This growing market demand for consumer electronics, who use gold as a conductor in their processors, spawned an industry of illegal mining in mineral South America. Rebel and criminal organizations in countries like Colombia commandeer mines, place harsh sanctions on the behavior of local miners and sell the extracted gold to foundries and exporters to fund their own operations.
Corporations like Apple purchase this same gold from international suppliers to be used in iPhones and other such products, indirectly sponsoring this instability and abuse of human rights.
Colombia has been known historically for large bastions of organized crime dealing primarily in narcotics as a means of funding operations. More recently, however, these cartels have made the switch to business in gold.
In describing his episode for “The Weekly,” New York Times producer and journalist Brent McDonald said, “The growing demand for gold as a conductive metal used in phones and other electronic products has helped spawn a deadly illegal trade that’s harder to track than other black-market commodities like blood diamonds or drugs.”
Illegal mines that are run by these cartels are riddled with extortion and abuse. These same mines are likewise known to pollute the Earth with harsh chemicals and contribute to the destruction of South American rainforests.
Pedro Ramirez, an illegal miner interviewed on an episode of “The Weekly” titled “Apple’s Gold,” said, “Anyone who doesn’t pay gets a chance of leaving voluntarily,” but, if extortion fees were not met and a miner refuses to be driven out, “… well, you get murdered and thrown in the river.”
This misbehavior is not unfamiliar to Apple who, a decade ago, was found to be engaging in similar behavior in the Democratic Republic of Congo where there are also conflict minerals. In an article for Public Radio International, Kira Zalan recounts the results of an IPIS study, which said, “Non-state armed groups profit through various criminal activities, including illegal taxation and even pillaging,” when moving gold through the supply chain.
In response, the United States passed the Dodd Frank Act—a massive, 16-part bill that addressed a number of concerns raised by the financial crisis of 2007 such as investor protection, transparency on Wall Street and in a section of miscellanea, addressed conflict minerals.

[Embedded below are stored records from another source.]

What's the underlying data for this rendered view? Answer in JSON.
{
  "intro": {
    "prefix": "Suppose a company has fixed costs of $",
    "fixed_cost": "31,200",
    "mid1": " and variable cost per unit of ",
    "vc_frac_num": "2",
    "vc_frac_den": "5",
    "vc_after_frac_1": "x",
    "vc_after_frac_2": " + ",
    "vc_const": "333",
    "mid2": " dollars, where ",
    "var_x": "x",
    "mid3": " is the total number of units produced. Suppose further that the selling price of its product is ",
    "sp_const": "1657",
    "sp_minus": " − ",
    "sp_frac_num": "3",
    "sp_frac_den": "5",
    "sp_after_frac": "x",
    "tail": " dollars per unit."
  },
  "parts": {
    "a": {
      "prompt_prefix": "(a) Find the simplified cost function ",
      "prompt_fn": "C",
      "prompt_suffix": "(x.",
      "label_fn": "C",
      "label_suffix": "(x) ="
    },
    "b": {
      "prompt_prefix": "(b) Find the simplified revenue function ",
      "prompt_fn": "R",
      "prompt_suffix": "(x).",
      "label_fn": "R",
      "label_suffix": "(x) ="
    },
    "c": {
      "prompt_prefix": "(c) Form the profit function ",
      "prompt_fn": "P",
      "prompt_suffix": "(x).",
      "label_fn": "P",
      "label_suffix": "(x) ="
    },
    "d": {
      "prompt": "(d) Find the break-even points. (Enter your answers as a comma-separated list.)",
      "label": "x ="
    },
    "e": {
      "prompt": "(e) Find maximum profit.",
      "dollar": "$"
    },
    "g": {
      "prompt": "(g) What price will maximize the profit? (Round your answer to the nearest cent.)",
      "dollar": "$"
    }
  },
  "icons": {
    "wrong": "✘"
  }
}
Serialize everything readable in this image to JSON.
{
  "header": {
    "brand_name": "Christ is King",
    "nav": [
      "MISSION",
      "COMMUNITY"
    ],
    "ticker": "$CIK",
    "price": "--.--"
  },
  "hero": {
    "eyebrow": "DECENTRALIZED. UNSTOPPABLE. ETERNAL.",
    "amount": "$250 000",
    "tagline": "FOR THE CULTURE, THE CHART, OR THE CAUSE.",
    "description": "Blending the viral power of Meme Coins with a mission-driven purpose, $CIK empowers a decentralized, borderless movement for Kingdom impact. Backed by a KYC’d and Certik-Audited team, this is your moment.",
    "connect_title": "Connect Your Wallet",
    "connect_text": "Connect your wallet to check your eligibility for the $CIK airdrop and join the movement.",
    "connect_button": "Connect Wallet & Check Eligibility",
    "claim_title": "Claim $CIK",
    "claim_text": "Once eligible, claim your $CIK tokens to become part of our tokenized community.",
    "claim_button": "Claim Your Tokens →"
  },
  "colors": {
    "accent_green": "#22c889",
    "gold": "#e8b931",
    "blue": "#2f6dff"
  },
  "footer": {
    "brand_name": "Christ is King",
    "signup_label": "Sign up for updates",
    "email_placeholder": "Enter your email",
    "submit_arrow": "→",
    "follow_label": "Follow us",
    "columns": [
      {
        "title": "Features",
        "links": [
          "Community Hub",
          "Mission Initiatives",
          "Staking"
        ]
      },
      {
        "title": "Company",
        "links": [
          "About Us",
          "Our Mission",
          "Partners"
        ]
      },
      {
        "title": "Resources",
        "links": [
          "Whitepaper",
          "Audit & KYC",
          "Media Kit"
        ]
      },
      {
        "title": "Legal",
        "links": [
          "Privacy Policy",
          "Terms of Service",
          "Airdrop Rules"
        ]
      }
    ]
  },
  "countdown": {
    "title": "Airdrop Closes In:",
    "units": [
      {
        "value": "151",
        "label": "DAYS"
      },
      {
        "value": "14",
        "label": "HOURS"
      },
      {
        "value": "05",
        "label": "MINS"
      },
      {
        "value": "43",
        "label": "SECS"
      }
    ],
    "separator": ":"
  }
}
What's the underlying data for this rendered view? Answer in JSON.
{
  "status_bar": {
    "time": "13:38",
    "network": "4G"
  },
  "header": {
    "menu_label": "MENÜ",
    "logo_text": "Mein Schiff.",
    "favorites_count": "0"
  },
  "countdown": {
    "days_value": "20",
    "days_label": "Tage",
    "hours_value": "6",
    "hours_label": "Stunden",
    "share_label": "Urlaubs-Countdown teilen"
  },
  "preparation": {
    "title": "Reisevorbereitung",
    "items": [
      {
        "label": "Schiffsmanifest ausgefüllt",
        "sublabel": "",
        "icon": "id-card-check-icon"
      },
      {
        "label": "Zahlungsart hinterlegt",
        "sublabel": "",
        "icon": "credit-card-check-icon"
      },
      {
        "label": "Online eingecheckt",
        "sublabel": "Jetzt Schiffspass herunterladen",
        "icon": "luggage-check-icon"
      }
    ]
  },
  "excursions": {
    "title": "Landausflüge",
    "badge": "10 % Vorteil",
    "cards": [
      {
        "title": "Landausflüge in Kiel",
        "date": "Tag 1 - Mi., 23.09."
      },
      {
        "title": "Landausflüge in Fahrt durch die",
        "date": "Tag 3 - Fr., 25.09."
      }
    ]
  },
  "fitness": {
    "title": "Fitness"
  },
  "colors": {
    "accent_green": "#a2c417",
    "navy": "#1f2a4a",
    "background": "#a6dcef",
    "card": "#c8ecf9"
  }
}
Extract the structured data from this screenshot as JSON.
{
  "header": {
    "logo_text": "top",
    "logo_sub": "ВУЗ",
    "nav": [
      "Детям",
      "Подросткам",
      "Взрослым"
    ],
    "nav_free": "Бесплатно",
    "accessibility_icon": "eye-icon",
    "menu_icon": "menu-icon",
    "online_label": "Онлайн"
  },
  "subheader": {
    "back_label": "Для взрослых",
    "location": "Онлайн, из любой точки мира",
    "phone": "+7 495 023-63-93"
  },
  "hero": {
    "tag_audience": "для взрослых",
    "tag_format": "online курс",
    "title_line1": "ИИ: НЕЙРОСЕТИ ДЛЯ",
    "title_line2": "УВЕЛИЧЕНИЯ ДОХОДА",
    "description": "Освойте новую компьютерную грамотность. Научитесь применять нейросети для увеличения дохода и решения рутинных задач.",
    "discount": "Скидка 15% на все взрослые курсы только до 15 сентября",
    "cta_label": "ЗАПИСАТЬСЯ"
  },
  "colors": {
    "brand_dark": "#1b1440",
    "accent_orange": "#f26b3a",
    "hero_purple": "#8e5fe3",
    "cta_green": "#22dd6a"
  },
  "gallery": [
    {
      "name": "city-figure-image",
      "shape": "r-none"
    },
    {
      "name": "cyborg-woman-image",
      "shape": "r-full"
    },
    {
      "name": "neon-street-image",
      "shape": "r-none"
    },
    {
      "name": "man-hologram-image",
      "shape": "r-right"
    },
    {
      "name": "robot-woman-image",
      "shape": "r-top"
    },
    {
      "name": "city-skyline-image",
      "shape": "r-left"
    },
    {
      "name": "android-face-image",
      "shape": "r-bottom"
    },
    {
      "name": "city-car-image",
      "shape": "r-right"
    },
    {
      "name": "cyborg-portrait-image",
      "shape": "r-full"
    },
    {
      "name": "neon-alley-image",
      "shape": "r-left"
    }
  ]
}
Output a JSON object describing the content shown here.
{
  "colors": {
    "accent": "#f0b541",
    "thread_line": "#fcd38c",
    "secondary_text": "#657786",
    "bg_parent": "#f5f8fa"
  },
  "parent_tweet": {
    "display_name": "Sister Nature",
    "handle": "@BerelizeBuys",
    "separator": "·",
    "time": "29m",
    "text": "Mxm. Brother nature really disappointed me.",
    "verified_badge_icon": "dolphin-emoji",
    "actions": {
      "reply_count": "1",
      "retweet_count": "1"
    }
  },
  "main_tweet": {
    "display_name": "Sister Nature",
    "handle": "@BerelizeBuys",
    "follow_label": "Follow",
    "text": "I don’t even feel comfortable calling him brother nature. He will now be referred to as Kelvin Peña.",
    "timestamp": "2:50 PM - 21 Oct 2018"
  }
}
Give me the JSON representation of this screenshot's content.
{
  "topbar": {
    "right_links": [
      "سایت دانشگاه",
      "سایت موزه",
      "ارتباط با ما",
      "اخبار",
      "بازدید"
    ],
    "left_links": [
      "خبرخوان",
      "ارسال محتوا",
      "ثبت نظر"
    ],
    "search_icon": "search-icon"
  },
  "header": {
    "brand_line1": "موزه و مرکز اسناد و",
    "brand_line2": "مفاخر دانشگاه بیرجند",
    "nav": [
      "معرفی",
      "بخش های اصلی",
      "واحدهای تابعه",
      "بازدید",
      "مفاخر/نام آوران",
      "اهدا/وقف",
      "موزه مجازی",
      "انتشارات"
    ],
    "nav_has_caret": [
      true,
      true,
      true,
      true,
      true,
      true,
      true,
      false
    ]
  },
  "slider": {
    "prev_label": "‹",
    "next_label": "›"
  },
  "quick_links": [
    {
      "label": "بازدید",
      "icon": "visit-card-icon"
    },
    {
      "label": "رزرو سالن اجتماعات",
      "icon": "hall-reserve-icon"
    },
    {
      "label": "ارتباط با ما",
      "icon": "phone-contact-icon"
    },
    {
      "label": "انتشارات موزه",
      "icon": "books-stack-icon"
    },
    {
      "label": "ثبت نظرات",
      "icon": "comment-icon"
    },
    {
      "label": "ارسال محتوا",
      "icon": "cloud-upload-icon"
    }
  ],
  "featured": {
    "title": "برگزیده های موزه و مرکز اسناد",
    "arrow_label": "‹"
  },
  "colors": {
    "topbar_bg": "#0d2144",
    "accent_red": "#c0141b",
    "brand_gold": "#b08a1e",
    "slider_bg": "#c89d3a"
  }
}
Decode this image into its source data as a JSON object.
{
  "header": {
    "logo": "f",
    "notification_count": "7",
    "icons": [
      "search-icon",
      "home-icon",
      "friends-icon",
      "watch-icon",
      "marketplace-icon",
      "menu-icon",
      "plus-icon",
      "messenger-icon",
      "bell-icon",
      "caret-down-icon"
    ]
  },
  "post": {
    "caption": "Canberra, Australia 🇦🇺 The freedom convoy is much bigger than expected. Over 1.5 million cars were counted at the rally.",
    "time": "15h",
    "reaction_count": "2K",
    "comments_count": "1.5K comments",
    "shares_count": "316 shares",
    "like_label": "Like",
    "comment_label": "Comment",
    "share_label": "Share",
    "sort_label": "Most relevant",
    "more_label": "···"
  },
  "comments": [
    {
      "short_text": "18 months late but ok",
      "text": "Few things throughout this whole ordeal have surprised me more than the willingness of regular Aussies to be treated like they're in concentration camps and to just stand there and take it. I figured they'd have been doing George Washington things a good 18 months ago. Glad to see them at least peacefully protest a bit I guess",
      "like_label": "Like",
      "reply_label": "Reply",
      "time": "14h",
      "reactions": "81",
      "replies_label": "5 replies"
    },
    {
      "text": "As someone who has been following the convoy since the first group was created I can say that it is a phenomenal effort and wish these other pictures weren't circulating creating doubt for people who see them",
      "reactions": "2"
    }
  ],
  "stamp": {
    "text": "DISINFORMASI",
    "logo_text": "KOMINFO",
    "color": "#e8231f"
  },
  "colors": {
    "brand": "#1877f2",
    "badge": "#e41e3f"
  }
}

The bill would require companies to report to The Securities and Exchange Commission, information concerning the regions from which their minerals are sourced and required the U.S. government to address the connection between commercial products, illegal mining, armed groups and human rights violations by restricting exports from those regions.
Despite this bill being nearly ten years old, illegal mining is rampant in Columbia and continues to flourish. Cartels grow stronger and mortality rates rise. It is the responsibility of the U.S. to address this issue in South America as it has in Africa, to find a solution more responsible than abstinence.
In an article for The Property and Environment Research Center, Dominic Parker criticizes the effectiveness of the Dodd Frank Act, stating that the law disrupted an unspoken agreement between citizens and cartel heads, worsening poverty and infant mortality by reducing mining families’ incomes.
In order to address conflict minerals in South America, the U.S. must first address the inadequacies of prior legislation. Instead of placing their focus on corporations, which will always seek to expand and subvert regulation, future legislation should address the endemic political issues which allow organized crime and human rights abuses to persist.
Anthony Lyon is an English major sophomore who likes to ski.